Say how many lines in the following data hold the word "Value". Write nothing but that number.

● ● ● ● ●

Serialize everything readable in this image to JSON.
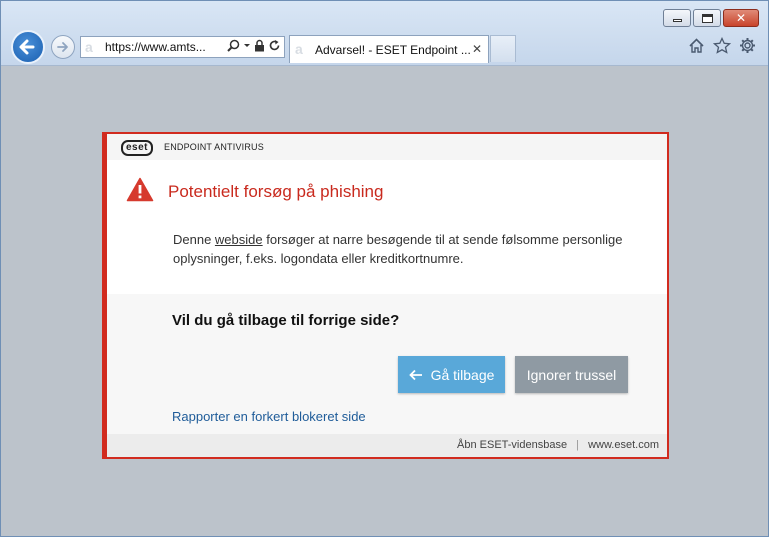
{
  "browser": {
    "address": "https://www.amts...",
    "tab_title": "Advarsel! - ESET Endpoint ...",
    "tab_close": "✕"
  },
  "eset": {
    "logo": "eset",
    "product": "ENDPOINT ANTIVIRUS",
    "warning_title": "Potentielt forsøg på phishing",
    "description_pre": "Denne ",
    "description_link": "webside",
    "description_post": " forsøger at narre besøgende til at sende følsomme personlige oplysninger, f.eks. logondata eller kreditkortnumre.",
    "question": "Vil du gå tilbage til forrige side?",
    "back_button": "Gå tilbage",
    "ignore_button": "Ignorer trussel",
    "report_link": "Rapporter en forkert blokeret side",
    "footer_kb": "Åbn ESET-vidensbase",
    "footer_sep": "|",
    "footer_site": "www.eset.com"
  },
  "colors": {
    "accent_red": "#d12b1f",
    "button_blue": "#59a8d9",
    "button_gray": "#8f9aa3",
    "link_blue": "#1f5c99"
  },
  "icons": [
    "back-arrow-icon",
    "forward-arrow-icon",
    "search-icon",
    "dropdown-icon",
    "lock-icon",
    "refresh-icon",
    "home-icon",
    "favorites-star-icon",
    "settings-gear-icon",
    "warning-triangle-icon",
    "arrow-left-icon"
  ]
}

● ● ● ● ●

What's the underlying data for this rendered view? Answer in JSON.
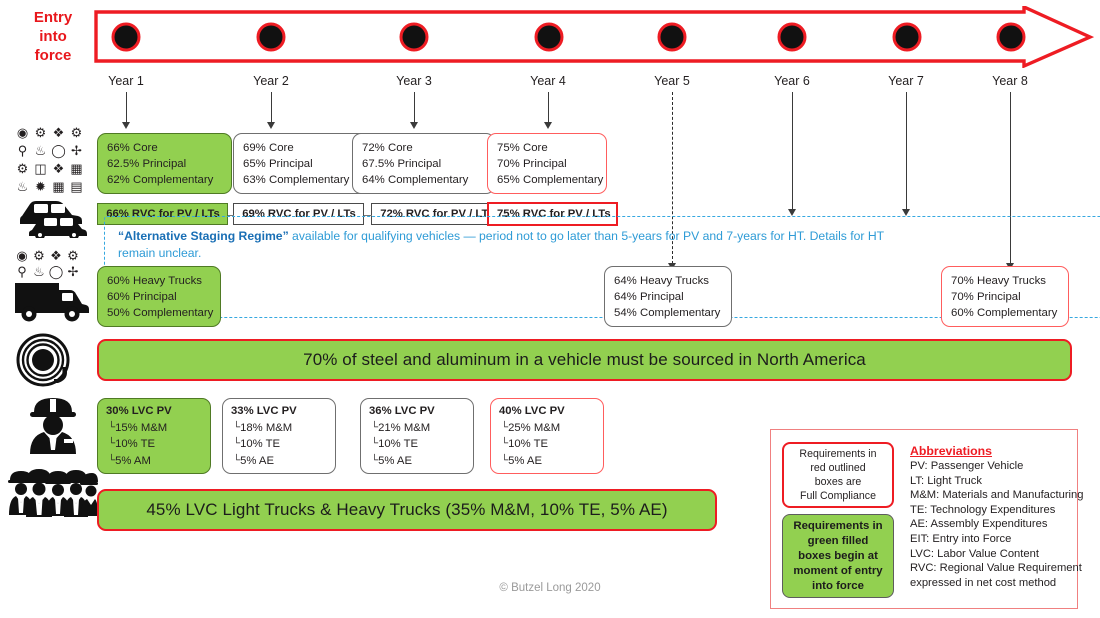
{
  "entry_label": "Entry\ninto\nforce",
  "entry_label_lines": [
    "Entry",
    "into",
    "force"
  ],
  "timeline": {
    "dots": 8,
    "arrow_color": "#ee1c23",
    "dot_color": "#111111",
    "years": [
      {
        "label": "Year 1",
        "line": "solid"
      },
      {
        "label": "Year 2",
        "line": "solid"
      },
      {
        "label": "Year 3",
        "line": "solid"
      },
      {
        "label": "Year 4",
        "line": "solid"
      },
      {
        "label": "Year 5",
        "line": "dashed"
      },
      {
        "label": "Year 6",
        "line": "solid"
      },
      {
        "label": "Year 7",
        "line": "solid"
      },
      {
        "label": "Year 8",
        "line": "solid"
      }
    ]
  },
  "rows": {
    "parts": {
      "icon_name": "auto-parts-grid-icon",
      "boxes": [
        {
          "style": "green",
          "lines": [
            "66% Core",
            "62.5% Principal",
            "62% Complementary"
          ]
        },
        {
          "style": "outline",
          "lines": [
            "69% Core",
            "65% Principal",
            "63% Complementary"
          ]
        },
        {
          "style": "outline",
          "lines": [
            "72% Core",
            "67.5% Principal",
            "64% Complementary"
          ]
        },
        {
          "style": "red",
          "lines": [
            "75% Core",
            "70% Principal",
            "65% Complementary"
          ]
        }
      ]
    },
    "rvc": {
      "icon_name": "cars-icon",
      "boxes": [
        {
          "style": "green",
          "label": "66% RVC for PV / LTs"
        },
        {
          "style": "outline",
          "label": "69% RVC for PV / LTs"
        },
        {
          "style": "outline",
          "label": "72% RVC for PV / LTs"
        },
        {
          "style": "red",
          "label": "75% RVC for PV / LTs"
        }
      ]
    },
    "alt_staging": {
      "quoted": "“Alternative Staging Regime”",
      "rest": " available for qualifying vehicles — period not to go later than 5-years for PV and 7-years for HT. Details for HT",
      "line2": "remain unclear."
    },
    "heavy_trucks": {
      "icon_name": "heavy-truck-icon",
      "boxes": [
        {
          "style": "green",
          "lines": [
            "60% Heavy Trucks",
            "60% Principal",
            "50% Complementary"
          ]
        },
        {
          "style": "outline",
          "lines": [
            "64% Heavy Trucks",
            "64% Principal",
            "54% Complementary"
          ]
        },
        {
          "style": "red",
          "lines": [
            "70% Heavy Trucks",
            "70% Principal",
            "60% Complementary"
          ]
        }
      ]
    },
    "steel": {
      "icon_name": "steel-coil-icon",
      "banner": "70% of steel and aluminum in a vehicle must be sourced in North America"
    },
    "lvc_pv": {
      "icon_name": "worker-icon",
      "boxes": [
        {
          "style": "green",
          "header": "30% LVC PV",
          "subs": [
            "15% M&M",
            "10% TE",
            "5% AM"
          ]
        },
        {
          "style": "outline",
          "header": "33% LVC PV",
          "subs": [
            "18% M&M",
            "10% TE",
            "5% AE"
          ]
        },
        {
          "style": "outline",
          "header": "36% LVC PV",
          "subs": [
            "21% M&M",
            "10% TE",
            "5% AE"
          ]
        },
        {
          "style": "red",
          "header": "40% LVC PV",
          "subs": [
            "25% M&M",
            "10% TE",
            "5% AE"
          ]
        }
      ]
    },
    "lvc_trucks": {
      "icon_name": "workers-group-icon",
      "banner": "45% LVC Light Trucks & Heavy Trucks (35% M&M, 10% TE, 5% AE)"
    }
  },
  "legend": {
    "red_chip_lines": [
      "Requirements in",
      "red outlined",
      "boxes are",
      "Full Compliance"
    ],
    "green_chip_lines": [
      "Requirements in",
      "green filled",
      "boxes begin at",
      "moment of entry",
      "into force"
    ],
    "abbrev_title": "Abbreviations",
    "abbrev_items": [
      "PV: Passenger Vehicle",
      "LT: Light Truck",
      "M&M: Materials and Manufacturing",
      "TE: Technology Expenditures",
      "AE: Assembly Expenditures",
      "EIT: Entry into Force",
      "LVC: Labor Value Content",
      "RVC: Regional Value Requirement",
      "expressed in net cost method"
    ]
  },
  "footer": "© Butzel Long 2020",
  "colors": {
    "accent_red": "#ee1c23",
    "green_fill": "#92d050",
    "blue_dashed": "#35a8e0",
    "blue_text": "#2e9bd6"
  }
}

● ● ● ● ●

#### [TASK OUTPUT]
2